• Exercise objective:
Restate, word for word, every line of the data.

• Data to process:
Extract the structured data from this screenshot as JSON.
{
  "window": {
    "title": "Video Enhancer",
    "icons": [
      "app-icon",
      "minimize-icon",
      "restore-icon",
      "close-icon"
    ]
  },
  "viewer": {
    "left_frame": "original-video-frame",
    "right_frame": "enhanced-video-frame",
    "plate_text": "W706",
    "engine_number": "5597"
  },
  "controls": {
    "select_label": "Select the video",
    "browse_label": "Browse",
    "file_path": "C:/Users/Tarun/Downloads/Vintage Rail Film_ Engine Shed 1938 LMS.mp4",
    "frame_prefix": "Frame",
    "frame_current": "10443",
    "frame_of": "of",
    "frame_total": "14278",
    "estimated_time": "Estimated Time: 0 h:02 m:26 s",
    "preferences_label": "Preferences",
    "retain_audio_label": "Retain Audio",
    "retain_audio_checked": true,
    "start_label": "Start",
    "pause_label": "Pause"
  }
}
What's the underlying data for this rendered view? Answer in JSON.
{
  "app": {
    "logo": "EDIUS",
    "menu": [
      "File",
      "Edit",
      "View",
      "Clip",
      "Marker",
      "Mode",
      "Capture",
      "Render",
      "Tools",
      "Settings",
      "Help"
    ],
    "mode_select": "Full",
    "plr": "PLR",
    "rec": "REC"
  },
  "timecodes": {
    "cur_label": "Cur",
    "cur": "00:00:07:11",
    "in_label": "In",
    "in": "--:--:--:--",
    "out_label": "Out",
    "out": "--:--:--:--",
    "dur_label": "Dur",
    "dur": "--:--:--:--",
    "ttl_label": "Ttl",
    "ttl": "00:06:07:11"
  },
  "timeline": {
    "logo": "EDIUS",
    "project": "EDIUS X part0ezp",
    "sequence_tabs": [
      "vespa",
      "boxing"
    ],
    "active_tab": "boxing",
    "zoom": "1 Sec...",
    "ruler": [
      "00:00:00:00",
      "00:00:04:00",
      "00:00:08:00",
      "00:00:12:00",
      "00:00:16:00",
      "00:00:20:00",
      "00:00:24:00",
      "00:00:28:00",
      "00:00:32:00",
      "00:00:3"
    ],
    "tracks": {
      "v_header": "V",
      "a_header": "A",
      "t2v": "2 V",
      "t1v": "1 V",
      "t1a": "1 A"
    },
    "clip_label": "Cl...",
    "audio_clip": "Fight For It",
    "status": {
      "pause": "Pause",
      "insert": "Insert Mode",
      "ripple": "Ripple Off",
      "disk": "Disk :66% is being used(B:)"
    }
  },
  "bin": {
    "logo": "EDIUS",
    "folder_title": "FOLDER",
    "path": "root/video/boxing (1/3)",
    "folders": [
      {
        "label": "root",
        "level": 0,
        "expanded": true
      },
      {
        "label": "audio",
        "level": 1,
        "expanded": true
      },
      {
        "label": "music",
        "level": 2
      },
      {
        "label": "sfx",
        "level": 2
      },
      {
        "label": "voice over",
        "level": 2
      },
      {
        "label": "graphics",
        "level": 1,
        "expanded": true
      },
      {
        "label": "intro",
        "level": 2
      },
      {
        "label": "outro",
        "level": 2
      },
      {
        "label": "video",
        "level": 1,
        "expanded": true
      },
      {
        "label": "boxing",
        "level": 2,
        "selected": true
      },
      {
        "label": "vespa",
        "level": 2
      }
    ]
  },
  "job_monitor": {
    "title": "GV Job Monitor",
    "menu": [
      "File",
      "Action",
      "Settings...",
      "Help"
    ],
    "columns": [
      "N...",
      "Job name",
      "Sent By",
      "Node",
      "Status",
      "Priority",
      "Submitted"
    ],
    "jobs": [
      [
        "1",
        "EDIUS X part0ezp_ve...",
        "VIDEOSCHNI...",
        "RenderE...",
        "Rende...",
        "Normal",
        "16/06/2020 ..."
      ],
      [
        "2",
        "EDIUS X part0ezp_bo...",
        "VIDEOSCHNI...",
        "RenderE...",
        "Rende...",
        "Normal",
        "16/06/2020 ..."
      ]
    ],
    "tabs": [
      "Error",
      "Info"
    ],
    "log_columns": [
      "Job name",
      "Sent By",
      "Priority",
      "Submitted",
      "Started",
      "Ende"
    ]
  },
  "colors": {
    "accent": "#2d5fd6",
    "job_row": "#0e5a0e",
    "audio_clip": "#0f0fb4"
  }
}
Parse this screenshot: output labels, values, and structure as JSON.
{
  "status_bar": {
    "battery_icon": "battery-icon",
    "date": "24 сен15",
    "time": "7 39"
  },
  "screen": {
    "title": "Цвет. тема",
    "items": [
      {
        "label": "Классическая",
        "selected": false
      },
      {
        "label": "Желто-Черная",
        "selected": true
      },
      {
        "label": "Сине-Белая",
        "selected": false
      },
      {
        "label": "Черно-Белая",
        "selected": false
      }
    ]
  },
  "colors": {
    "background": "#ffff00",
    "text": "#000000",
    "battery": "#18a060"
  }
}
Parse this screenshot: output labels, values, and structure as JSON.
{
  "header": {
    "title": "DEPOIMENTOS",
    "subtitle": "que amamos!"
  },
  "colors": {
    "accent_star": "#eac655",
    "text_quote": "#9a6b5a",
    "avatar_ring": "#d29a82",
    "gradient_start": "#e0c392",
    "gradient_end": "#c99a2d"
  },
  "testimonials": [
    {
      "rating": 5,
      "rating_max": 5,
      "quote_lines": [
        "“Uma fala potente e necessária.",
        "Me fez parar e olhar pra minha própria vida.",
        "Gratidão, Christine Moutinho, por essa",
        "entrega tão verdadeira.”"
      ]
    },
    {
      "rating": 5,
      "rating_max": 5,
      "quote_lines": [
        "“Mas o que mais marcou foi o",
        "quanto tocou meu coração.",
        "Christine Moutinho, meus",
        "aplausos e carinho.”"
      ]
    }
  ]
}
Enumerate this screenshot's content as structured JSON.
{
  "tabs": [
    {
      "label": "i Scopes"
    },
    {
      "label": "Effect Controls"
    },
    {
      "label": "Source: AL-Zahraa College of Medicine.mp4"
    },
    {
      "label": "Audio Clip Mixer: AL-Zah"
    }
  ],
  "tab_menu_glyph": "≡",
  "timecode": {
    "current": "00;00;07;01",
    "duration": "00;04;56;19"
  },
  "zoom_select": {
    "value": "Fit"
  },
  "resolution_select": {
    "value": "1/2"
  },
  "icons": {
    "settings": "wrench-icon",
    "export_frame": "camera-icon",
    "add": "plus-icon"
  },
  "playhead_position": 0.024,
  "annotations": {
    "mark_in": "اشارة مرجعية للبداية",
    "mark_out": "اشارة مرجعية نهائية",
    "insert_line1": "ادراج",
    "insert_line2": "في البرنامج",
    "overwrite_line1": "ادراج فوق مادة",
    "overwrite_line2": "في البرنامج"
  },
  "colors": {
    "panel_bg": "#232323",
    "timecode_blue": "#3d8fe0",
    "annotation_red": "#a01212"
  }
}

• Task output:
Extract the structured data from this screenshot as JSON.
{
  "window": {
    "title": "Video Enhancer",
    "icons": [
      "app-icon",
      "minimize-icon",
      "restore-icon",
      "close-icon"
    ]
  },
  "viewer": {
    "left_frame": "original-video-frame",
    "right_frame": "enhanced-video-frame",
    "plate_text": "W706",
    "engine_number": "5597"
  },
  "controls": {
    "select_label": "Select the video",
    "browse_label": "Browse",
    "file_path": "C:/Users/Tarun/Downloads/Vintage Rail Film_ Engine Shed 1938 LMS.mp4",
    "frame_prefix": "Frame",
    "frame_current": "10443",
    "frame_of": "of",
    "frame_total": "14278",
    "estimated_time": "Estimated Time: 0 h:02 m:26 s",
    "preferences_label": "Preferences",
    "retain_audio_label": "Retain Audio",
    "retain_audio_checked": true,
    "start_label": "Start",
    "pause_label": "Pause"
  }
}
What's the underlying data for this rendered view? Answer in JSON.
{
  "app": {
    "logo": "EDIUS",
    "menu": [
      "File",
      "Edit",
      "View",
      "Clip",
      "Marker",
      "Mode",
      "Capture",
      "Render",
      "Tools",
      "Settings",
      "Help"
    ],
    "mode_select": "Full",
    "plr": "PLR",
    "rec": "REC"
  },
  "timecodes": {
    "cur_label": "Cur",
    "cur": "00:00:07:11",
    "in_label": "In",
    "in": "--:--:--:--",
    "out_label": "Out",
    "out": "--:--:--:--",
    "dur_label": "Dur",
    "dur": "--:--:--:--",
    "ttl_label": "Ttl",
    "ttl": "00:06:07:11"
  },
  "timeline": {
    "logo": "EDIUS",
    "project": "EDIUS X part0ezp",
    "sequence_tabs": [
      "vespa",
      "boxing"
    ],
    "active_tab": "boxing",
    "zoom": "1 Sec...",
    "ruler": [
      "00:00:00:00",
      "00:00:04:00",
      "00:00:08:00",
      "00:00:12:00",
      "00:00:16:00",
      "00:00:20:00",
      "00:00:24:00",
      "00:00:28:00",
      "00:00:32:00",
      "00:00:3"
    ],
    "tracks": {
      "v_header": "V",
      "a_header": "A",
      "t2v": "2 V",
      "t1v": "1 V",
      "t1a": "1 A"
    },
    "clip_label": "Cl...",
    "audio_clip": "Fight For It",
    "status": {
      "pause": "Pause",
      "insert": "Insert Mode",
      "ripple": "Ripple Off",
      "disk": "Disk :66% is being used(B:)"
    }
  },
  "bin": {
    "logo": "EDIUS",
    "folder_title": "FOLDER",
    "path": "root/video/boxing (1/3)",
    "folders": [
      {
        "label": "root",
        "level": 0,
        "expanded": true
      },
      {
        "label": "audio",
        "level": 1,
        "expanded": true
      },
      {
        "label": "music",
        "level": 2
      },
      {
        "label": "sfx",
        "level": 2
      },
      {
        "label": "voice over",
        "level": 2
      },
      {
        "label": "graphics",
        "level": 1,
        "expanded": true
      },
      {
        "label": "intro",
        "level": 2
      },
      {
        "label": "outro",
        "level": 2
      },
      {
        "label": "video",
        "level": 1,
        "expanded": true
      },
      {
        "label": "boxing",
        "level": 2,
        "selected": true
      },
      {
        "label": "vespa",
        "level": 2
      }
    ]
  },
  "job_monitor": {
    "title": "GV Job Monitor",
    "menu": [
      "File",
      "Action",
      "Settings...",
      "Help"
    ],
    "columns": [
      "N...",
      "Job name",
      "Sent By",
      "Node",
      "Status",
      "Priority",
      "Submitted"
    ],
    "jobs": [
      [
        "1",
        "EDIUS X part0ezp_ve...",
        "VIDEOSCHNI...",
        "RenderE...",
        "Rende...",
        "Normal",
        "16/06/2020 ..."
      ],
      [
        "2",
        "EDIUS X part0ezp_bo...",
        "VIDEOSCHNI...",
        "RenderE...",
        "Rende...",
        "Normal",
        "16/06/2020 ..."
      ]
    ],
    "tabs": [
      "Error",
      "Info"
    ],
    "log_columns": [
      "Job name",
      "Sent By",
      "Priority",
      "Submitted",
      "Started",
      "Ende"
    ]
  },
  "colors": {
    "accent": "#2d5fd6",
    "job_row": "#0e5a0e",
    "audio_clip": "#0f0fb4"
  }
}
Parse this screenshot: output labels, values, and structure as JSON.
{
  "status_bar": {
    "battery_icon": "battery-icon",
    "date": "24 сен15",
    "time": "7 39"
  },
  "screen": {
    "title": "Цвет. тема",
    "items": [
      {
        "label": "Классическая",
        "selected": false
      },
      {
        "label": "Желто-Черная",
        "selected": true
      },
      {
        "label": "Сине-Белая",
        "selected": false
      },
      {
        "label": "Черно-Белая",
        "selected": false
      }
    ]
  },
  "colors": {
    "background": "#ffff00",
    "text": "#000000",
    "battery": "#18a060"
  }
}
Parse this screenshot: output labels, values, and structure as JSON.
{
  "header": {
    "title": "DEPOIMENTOS",
    "subtitle": "que amamos!"
  },
  "colors": {
    "accent_star": "#eac655",
    "text_quote": "#9a6b5a",
    "avatar_ring": "#d29a82",
    "gradient_start": "#e0c392",
    "gradient_end": "#c99a2d"
  },
  "testimonials": [
    {
      "rating": 5,
      "rating_max": 5,
      "quote_lines": [
        "“Uma fala potente e necessária.",
        "Me fez parar e olhar pra minha própria vida.",
        "Gratidão, Christine Moutinho, por essa",
        "entrega tão verdadeira.”"
      ]
    },
    {
      "rating": 5,
      "rating_max": 5,
      "quote_lines": [
        "“Mas o que mais marcou foi o",
        "quanto tocou meu coração.",
        "Christine Moutinho, meus",
        "aplausos e carinho.”"
      ]
    }
  ]
}
Enumerate this screenshot's content as structured JSON.
{
  "tabs": [
    {
      "label": "i Scopes"
    },
    {
      "label": "Effect Controls"
    },
    {
      "label": "Source: AL-Zahraa College of Medicine.mp4"
    },
    {
      "label": "Audio Clip Mixer: AL-Zah"
    }
  ],
  "tab_menu_glyph": "≡",
  "timecode": {
    "current": "00;00;07;01",
    "duration": "00;04;56;19"
  },
  "zoom_select": {
    "value": "Fit"
  },
  "resolution_select": {
    "value": "1/2"
  },
  "icons": {
    "settings": "wrench-icon",
    "export_frame": "camera-icon",
    "add": "plus-icon"
  },
  "playhead_position": 0.024,
  "annotations": {
    "mark_in": "اشارة مرجعية للبداية",
    "mark_out": "اشارة مرجعية نهائية",
    "insert_line1": "ادراج",
    "insert_line2": "في البرنامج",
    "overwrite_line1": "ادراج فوق مادة",
    "overwrite_line2": "في البرنامج"
  },
  "colors": {
    "panel_bg": "#232323",
    "timecode_blue": "#3d8fe0",
    "annotation_red": "#a01212"
  }
}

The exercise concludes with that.